### Exercise directions
From the first line to the last, print the listing exactly.

### The data

--------

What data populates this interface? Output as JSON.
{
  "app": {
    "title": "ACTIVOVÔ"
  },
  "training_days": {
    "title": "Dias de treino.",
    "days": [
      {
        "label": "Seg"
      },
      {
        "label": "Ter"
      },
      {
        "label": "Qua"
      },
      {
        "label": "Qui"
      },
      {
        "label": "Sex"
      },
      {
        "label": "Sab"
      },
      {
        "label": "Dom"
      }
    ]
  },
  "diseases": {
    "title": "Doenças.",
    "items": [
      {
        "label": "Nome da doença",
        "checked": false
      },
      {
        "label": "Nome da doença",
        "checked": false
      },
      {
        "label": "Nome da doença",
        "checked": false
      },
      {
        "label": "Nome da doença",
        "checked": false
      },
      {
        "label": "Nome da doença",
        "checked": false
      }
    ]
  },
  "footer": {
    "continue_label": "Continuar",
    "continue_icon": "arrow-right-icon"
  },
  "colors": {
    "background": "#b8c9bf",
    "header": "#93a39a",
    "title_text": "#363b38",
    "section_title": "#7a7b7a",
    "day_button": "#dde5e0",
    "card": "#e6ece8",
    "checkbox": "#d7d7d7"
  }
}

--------

### Exercise answer
What data populates this interface? Output as JSON.
{
  "app": {
    "title": "ACTIVOVÔ"
  },
  "training_days": {
    "title": "Dias de treino.",
    "days": [
      {
        "label": "Seg"
      },
      {
        "label": "Ter"
      },
      {
        "label": "Qua"
      },
      {
        "label": "Qui"
      },
      {
        "label": "Sex"
      },
      {
        "label": "Sab"
      },
      {
        "label": "Dom"
      }
    ]
  },
  "diseases": {
    "title": "Doenças.",
    "items": [
      {
        "label": "Nome da doença",
        "checked": false
      },
      {
        "label": "Nome da doença",
        "checked": false
      },
      {
        "label": "Nome da doença",
        "checked": false
      },
      {
        "label": "Nome da doença",
        "checked": false
      },
      {
        "label": "Nome da doença",
        "checked": false
      }
    ]
  },
  "footer": {
    "continue_label": "Continuar",
    "continue_icon": "arrow-right-icon"
  },
  "colors": {
    "background": "#b8c9bf",
    "header": "#93a39a",
    "title_text": "#363b38",
    "section_title": "#7a7b7a",
    "day_button": "#dde5e0",
    "card": "#e6ece8",
    "checkbox": "#d7d7d7"
  }
}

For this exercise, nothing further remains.